(Items from an interface collection)
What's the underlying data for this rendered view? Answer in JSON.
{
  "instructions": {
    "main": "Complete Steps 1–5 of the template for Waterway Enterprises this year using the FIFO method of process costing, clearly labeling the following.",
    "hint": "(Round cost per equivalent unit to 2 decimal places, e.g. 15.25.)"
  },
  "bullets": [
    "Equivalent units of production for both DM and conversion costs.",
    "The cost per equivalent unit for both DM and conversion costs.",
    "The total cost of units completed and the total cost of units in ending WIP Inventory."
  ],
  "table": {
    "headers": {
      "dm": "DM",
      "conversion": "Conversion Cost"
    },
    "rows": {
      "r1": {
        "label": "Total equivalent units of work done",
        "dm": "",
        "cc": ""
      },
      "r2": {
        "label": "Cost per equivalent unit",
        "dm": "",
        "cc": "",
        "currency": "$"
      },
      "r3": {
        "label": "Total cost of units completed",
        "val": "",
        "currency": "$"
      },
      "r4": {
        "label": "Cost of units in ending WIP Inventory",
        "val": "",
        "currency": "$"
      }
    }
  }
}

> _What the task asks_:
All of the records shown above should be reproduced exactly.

> _Your solution_:
What's the underlying data for this rendered view? Answer in JSON.
{
  "instructions": {
    "main": "Complete Steps 1–5 of the template for Waterway Enterprises this year using the FIFO method of process costing, clearly labeling the following.",
    "hint": "(Round cost per equivalent unit to 2 decimal places, e.g. 15.25.)"
  },
  "bullets": [
    "Equivalent units of production for both DM and conversion costs.",
    "The cost per equivalent unit for both DM and conversion costs.",
    "The total cost of units completed and the total cost of units in ending WIP Inventory."
  ],
  "table": {
    "headers": {
      "dm": "DM",
      "conversion": "Conversion Cost"
    },
    "rows": {
      "r1": {
        "label": "Total equivalent units of work done",
        "dm": "",
        "cc": ""
      },
      "r2": {
        "label": "Cost per equivalent unit",
        "dm": "",
        "cc": "",
        "currency": "$"
      },
      "r3": {
        "label": "Total cost of units completed",
        "val": "",
        "currency": "$"
      },
      "r4": {
        "label": "Cost of units in ending WIP Inventory",
        "val": "",
        "currency": "$"
      }
    }
  }
}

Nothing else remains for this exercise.